═══ RECORDS SUPPLIED

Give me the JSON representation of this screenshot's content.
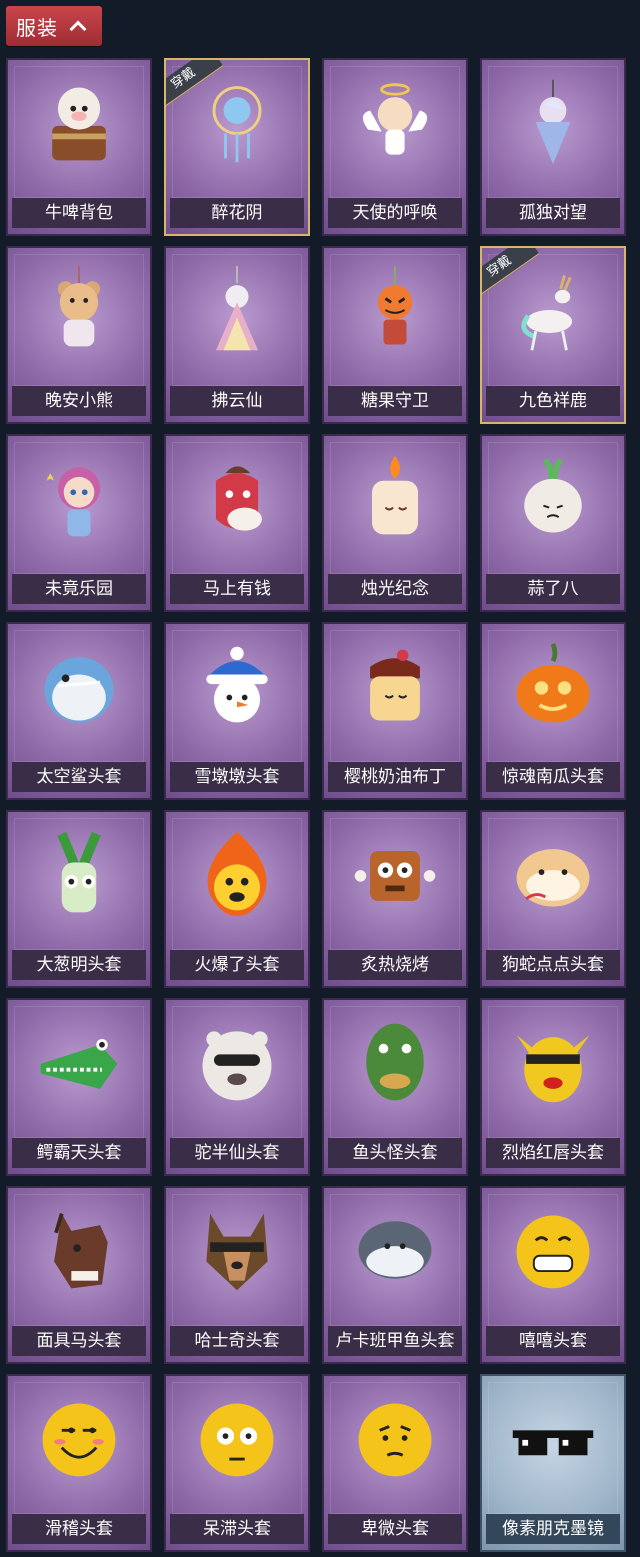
{
  "header": {
    "title": "服装"
  },
  "items": [
    {
      "name": "牛啤背包",
      "equipped": false,
      "equip_badge": "",
      "icon": "cow-beer-backpack-icon",
      "style": "purple"
    },
    {
      "name": "醉花阴",
      "equipped": true,
      "equip_badge": "穿戴",
      "icon": "flower-dreamcatcher-icon",
      "style": "purple"
    },
    {
      "name": "天使的呼唤",
      "equipped": false,
      "equip_badge": "",
      "icon": "angel-charm-icon",
      "style": "purple"
    },
    {
      "name": "孤独对望",
      "equipped": false,
      "equip_badge": "",
      "icon": "lonely-gaze-charm-icon",
      "style": "purple"
    },
    {
      "name": "晚安小熊",
      "equipped": false,
      "equip_badge": "",
      "icon": "bear-charm-icon",
      "style": "purple"
    },
    {
      "name": "拂云仙",
      "equipped": false,
      "equip_badge": "",
      "icon": "cloud-fairy-charm-icon",
      "style": "purple"
    },
    {
      "name": "糖果守卫",
      "equipped": false,
      "equip_badge": "",
      "icon": "candy-guard-charm-icon",
      "style": "purple"
    },
    {
      "name": "九色祥鹿",
      "equipped": true,
      "equip_badge": "穿戴",
      "icon": "deer-charm-icon",
      "style": "purple"
    },
    {
      "name": "未竟乐园",
      "equipped": false,
      "equip_badge": "",
      "icon": "doll-charm-icon",
      "style": "purple"
    },
    {
      "name": "马上有钱",
      "equipped": false,
      "equip_badge": "",
      "icon": "horse-head-icon",
      "style": "purple"
    },
    {
      "name": "烛光纪念",
      "equipped": false,
      "equip_badge": "",
      "icon": "candle-icon",
      "style": "purple"
    },
    {
      "name": "蒜了八",
      "equipped": false,
      "equip_badge": "",
      "icon": "garlic-icon",
      "style": "purple"
    },
    {
      "name": "太空鲨头套",
      "equipped": false,
      "equip_badge": "",
      "icon": "shark-mask-icon",
      "style": "purple"
    },
    {
      "name": "雪墩墩头套",
      "equipped": false,
      "equip_badge": "",
      "icon": "snowman-mask-icon",
      "style": "purple"
    },
    {
      "name": "樱桃奶油布丁",
      "equipped": false,
      "equip_badge": "",
      "icon": "pudding-mask-icon",
      "style": "purple"
    },
    {
      "name": "惊魂南瓜头套",
      "equipped": false,
      "equip_badge": "",
      "icon": "pumpkin-mask-icon",
      "style": "purple"
    },
    {
      "name": "大葱明头套",
      "equipped": false,
      "equip_badge": "",
      "icon": "scallion-mask-icon",
      "style": "purple"
    },
    {
      "name": "火爆了头套",
      "equipped": false,
      "equip_badge": "",
      "icon": "fire-mask-icon",
      "style": "purple"
    },
    {
      "name": "炙热烧烤",
      "equipped": false,
      "equip_badge": "",
      "icon": "bbq-mask-icon",
      "style": "purple"
    },
    {
      "name": "狗蛇点点头套",
      "equipped": false,
      "equip_badge": "",
      "icon": "dog-snake-mask-icon",
      "style": "purple"
    },
    {
      "name": "鳄霸天头套",
      "equipped": false,
      "equip_badge": "",
      "icon": "crocodile-mask-icon",
      "style": "purple"
    },
    {
      "name": "驼半仙头套",
      "equipped": false,
      "equip_badge": "",
      "icon": "alpaca-mask-icon",
      "style": "purple"
    },
    {
      "name": "鱼头怪头套",
      "equipped": false,
      "equip_badge": "",
      "icon": "fish-head-mask-icon",
      "style": "purple"
    },
    {
      "name": "烈焰红唇头套",
      "equipped": false,
      "equip_badge": "",
      "icon": "pikachu-lips-mask-icon",
      "style": "purple"
    },
    {
      "name": "面具马头套",
      "equipped": false,
      "equip_badge": "",
      "icon": "horse-mask-icon",
      "style": "purple"
    },
    {
      "name": "哈士奇头套",
      "equipped": false,
      "equip_badge": "",
      "icon": "husky-mask-icon",
      "style": "purple"
    },
    {
      "name": "卢卡班甲鱼头套",
      "equipped": false,
      "equip_badge": "",
      "icon": "fish-mask-icon",
      "style": "purple"
    },
    {
      "name": "嘻嘻头套",
      "equipped": false,
      "equip_badge": "",
      "icon": "grin-emoji-mask-icon",
      "style": "purple"
    },
    {
      "name": "滑稽头套",
      "equipped": false,
      "equip_badge": "",
      "icon": "funny-emoji-mask-icon",
      "style": "purple"
    },
    {
      "name": "呆滞头套",
      "equipped": false,
      "equip_badge": "",
      "icon": "stunned-emoji-mask-icon",
      "style": "purple"
    },
    {
      "name": "卑微头套",
      "equipped": false,
      "equip_badge": "",
      "icon": "humble-emoji-mask-icon",
      "style": "purple"
    },
    {
      "name": "像素朋克墨镜",
      "equipped": false,
      "equip_badge": "",
      "icon": "pixel-sunglasses-icon",
      "style": "blue"
    }
  ]
}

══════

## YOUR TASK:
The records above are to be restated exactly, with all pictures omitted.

## RESPONSE FOR THIS EXERCISE:
Give me the JSON representation of this screenshot's content.
{
  "header": {
    "title": "服装"
  },
  "items": [
    {
      "name": "牛啤背包",
      "equipped": false,
      "equip_badge": "",
      "icon": "cow-beer-backpack-icon",
      "style": "purple"
    },
    {
      "name": "醉花阴",
      "equipped": true,
      "equip_badge": "穿戴",
      "icon": "flower-dreamcatcher-icon",
      "style": "purple"
    },
    {
      "name": "天使的呼唤",
      "equipped": false,
      "equip_badge": "",
      "icon": "angel-charm-icon",
      "style": "purple"
    },
    {
      "name": "孤独对望",
      "equipped": false,
      "equip_badge": "",
      "icon": "lonely-gaze-charm-icon",
      "style": "purple"
    },
    {
      "name": "晚安小熊",
      "equipped": false,
      "equip_badge": "",
      "icon": "bear-charm-icon",
      "style": "purple"
    },
    {
      "name": "拂云仙",
      "equipped": false,
      "equip_badge": "",
      "icon": "cloud-fairy-charm-icon",
      "style": "purple"
    },
    {
      "name": "糖果守卫",
      "equipped": false,
      "equip_badge": "",
      "icon": "candy-guard-charm-icon",
      "style": "purple"
    },
    {
      "name": "九色祥鹿",
      "equipped": true,
      "equip_badge": "穿戴",
      "icon": "deer-charm-icon",
      "style": "purple"
    },
    {
      "name": "未竟乐园",
      "equipped": false,
      "equip_badge": "",
      "icon": "doll-charm-icon",
      "style": "purple"
    },
    {
      "name": "马上有钱",
      "equipped": false,
      "equip_badge": "",
      "icon": "horse-head-icon",
      "style": "purple"
    },
    {
      "name": "烛光纪念",
      "equipped": false,
      "equip_badge": "",
      "icon": "candle-icon",
      "style": "purple"
    },
    {
      "name": "蒜了八",
      "equipped": false,
      "equip_badge": "",
      "icon": "garlic-icon",
      "style": "purple"
    },
    {
      "name": "太空鲨头套",
      "equipped": false,
      "equip_badge": "",
      "icon": "shark-mask-icon",
      "style": "purple"
    },
    {
      "name": "雪墩墩头套",
      "equipped": false,
      "equip_badge": "",
      "icon": "snowman-mask-icon",
      "style": "purple"
    },
    {
      "name": "樱桃奶油布丁",
      "equipped": false,
      "equip_badge": "",
      "icon": "pudding-mask-icon",
      "style": "purple"
    },
    {
      "name": "惊魂南瓜头套",
      "equipped": false,
      "equip_badge": "",
      "icon": "pumpkin-mask-icon",
      "style": "purple"
    },
    {
      "name": "大葱明头套",
      "equipped": false,
      "equip_badge": "",
      "icon": "scallion-mask-icon",
      "style": "purple"
    },
    {
      "name": "火爆了头套",
      "equipped": false,
      "equip_badge": "",
      "icon": "fire-mask-icon",
      "style": "purple"
    },
    {
      "name": "炙热烧烤",
      "equipped": false,
      "equip_badge": "",
      "icon": "bbq-mask-icon",
      "style": "purple"
    },
    {
      "name": "狗蛇点点头套",
      "equipped": false,
      "equip_badge": "",
      "icon": "dog-snake-mask-icon",
      "style": "purple"
    },
    {
      "name": "鳄霸天头套",
      "equipped": false,
      "equip_badge": "",
      "icon": "crocodile-mask-icon",
      "style": "purple"
    },
    {
      "name": "驼半仙头套",
      "equipped": false,
      "equip_badge": "",
      "icon": "alpaca-mask-icon",
      "style": "purple"
    },
    {
      "name": "鱼头怪头套",
      "equipped": false,
      "equip_badge": "",
      "icon": "fish-head-mask-icon",
      "style": "purple"
    },
    {
      "name": "烈焰红唇头套",
      "equipped": false,
      "equip_badge": "",
      "icon": "pikachu-lips-mask-icon",
      "style": "purple"
    },
    {
      "name": "面具马头套",
      "equipped": false,
      "equip_badge": "",
      "icon": "horse-mask-icon",
      "style": "purple"
    },
    {
      "name": "哈士奇头套",
      "equipped": false,
      "equip_badge": "",
      "icon": "husky-mask-icon",
      "style": "purple"
    },
    {
      "name": "卢卡班甲鱼头套",
      "equipped": false,
      "equip_badge": "",
      "icon": "fish-mask-icon",
      "style": "purple"
    },
    {
      "name": "嘻嘻头套",
      "equipped": false,
      "equip_badge": "",
      "icon": "grin-emoji-mask-icon",
      "style": "purple"
    },
    {
      "name": "滑稽头套",
      "equipped": false,
      "equip_badge": "",
      "icon": "funny-emoji-mask-icon",
      "style": "purple"
    },
    {
      "name": "呆滞头套",
      "equipped": false,
      "equip_badge": "",
      "icon": "stunned-emoji-mask-icon",
      "style": "purple"
    },
    {
      "name": "卑微头套",
      "equipped": false,
      "equip_badge": "",
      "icon": "humble-emoji-mask-icon",
      "style": "purple"
    },
    {
      "name": "像素朋克墨镜",
      "equipped": false,
      "equip_badge": "",
      "icon": "pixel-sunglasses-icon",
      "style": "blue"
    }
  ]
}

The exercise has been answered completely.